Freedom of the Press in vital for European Democracy

Labour Party

Silvio Berlusconi1

As we all know, Silvio Berlusconi, the septuagenarian media magnate turned politician with a penchant for young girls, thrives on controversy.  It seems that you either love him or hate him.  I am obviously in the hate him camp.

 I have just come from a debate in the European Parliament on a resolution on “Freedom of Information in Italy”, i.e. do we think Berlusconi has too much power over the media there by controlling too many outlets at the same time as being Prime Minister.  The debate raised strong emotions and the Chamber was, unusually, awash with real feeling.  Passion at last.

 The Chamber also divided along left/right lines – again something which does not always happen.  The centre-right EPP supported Berlusconi with an enthusiasm I have rarely seen in Parliamentary debates.  You will by now not be surprised to learn that Berlusconi’s Forza Italia Party is, in fact, a member of the European People’s Party (perhaps tarnishing their moderate right credentials).  Even so, EPP Leader Joseph Daul was positively ecstatic in his speech opening the debate, a stance I doubt he would have taken had he not really believed in what he was saying.

The Socialist and Democratic Group position was very clear.  We believe Berlusconi, whose Mediaset is the largest private television and communications group in Italy and who also indirectly controls the state broadcaster RAI, has far too much power.  He is obviously not the only person or organisation in this position.  Speaking in the debate, I drew attention to Rupert Murdoch whose international media empire owns more than its fair share of television and newspapers in the UK.   

  The S&D Group wants an EU Directive on media concentration and media pluralism, a straightforward demand which I, as Co-ordinator on the Culture Committee, which has responsibility for media issues, intend to pursue.

 The Liberal Group, the Greens and the GUE (Communist Group) support the S&D view while the Tories’ European Conservatives and Reformists along with the other right wing groups are with the EPP.

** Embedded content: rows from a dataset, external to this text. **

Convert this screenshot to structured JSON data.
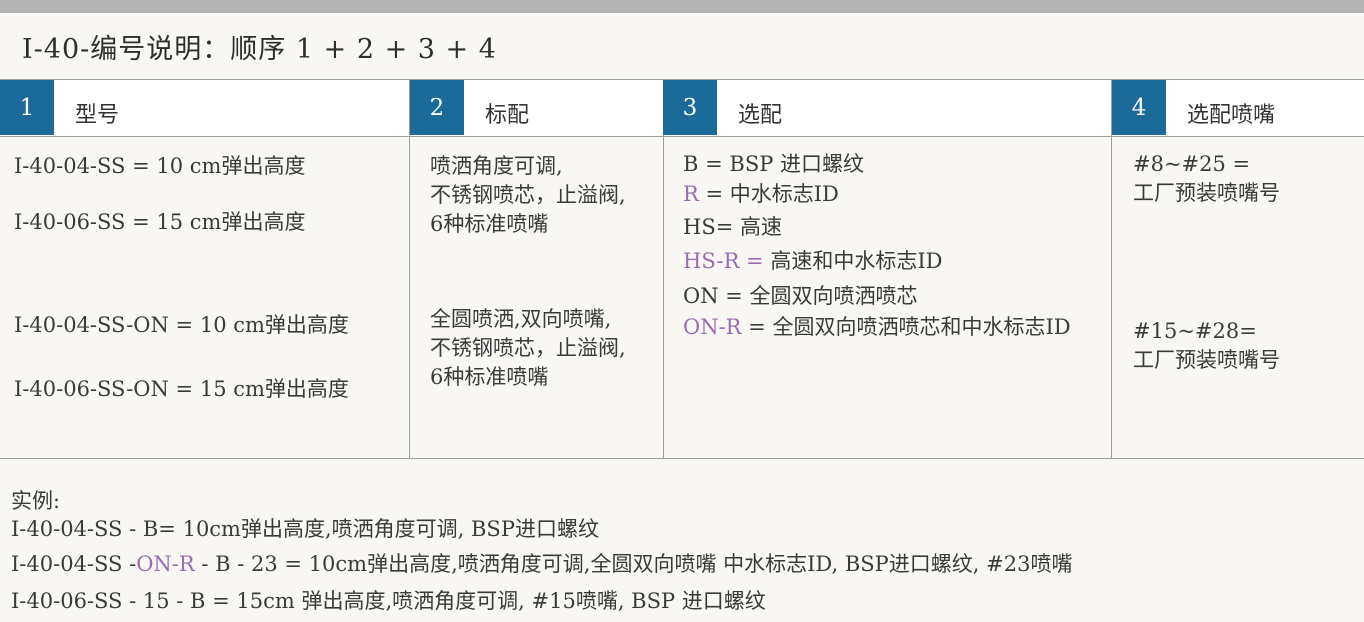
{
  "title": "I-40-编号说明：顺序 1 + 2 + 3 + 4",
  "columns": [
    {
      "num": "1",
      "label": "型号"
    },
    {
      "num": "2",
      "label": "标配"
    },
    {
      "num": "3",
      "label": "选配"
    },
    {
      "num": "4",
      "label": "选配喷嘴"
    }
  ],
  "col1": [
    "I-40-04-SS = 10 cm弹出高度",
    "I-40-06-SS = 15 cm弹出高度",
    "I-40-04-SS-ON = 10 cm弹出高度",
    "I-40-06-SS-ON = 15 cm弹出高度"
  ],
  "col2": {
    "block1": [
      "喷洒角度可调,",
      "不锈钢喷芯，止溢阀,",
      "6种标准喷嘴"
    ],
    "block2": [
      "全圆喷洒,双向喷嘴,",
      "不锈钢喷芯，止溢阀,",
      "6种标准喷嘴"
    ]
  },
  "col3": [
    {
      "code": "B",
      "desc": " = BSP 进口螺纹"
    },
    {
      "code": "R",
      "desc": " = 中水标志ID"
    },
    {
      "code": "HS",
      "desc": "= 高速"
    },
    {
      "code": "HS-R =",
      "desc": " 高速和中水标志ID"
    },
    {
      "code": "ON",
      "desc": " = 全圆双向喷洒喷芯"
    },
    {
      "code": "ON-R",
      "desc": " = 全圆双向喷洒喷芯和中水标志ID"
    }
  ],
  "col4": {
    "block1": [
      "#8~#25 =",
      "工厂预装喷嘴号"
    ],
    "block2": [
      "#15~#28=",
      "工厂预装喷嘴号"
    ]
  },
  "examples": {
    "heading": "实例:",
    "line1": "I-40-04-SS - B= 10cm弹出高度,喷洒角度可调, BSP进口螺纹",
    "line2_a": "I-40-04-SS -",
    "line2_b": "ON-R",
    "line2_c": " - B - 23 = 10cm弹出高度,喷洒角度可调,全圆双向喷嘴 中水标志ID, BSP进口螺纹, #23喷嘴",
    "line3": "I-40-06-SS - 15 - B = 15cm 弹出高度,喷洒角度可调, #15喷嘴, BSP 进口螺纹"
  },
  "colors": {
    "accent": "#1c6a9a",
    "highlight": "#9b6bb6"
  }
}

 The Commissioner responsible for media matters is Vivian Reding from Luxembourg, who spoke both at the start and finish of the debate.  Although she appeared supportive to the S&D view, she is concerned about the legal base for such a measure.  I would hope this can be sorted out so that the EU can take decisive action to ensure that the people of Europe have access to a wide range of information containing many and varied views.   It is quite simply not possible to have a strong democracy when the majority of the media which they see and reads puts forward only one side of a very limited story.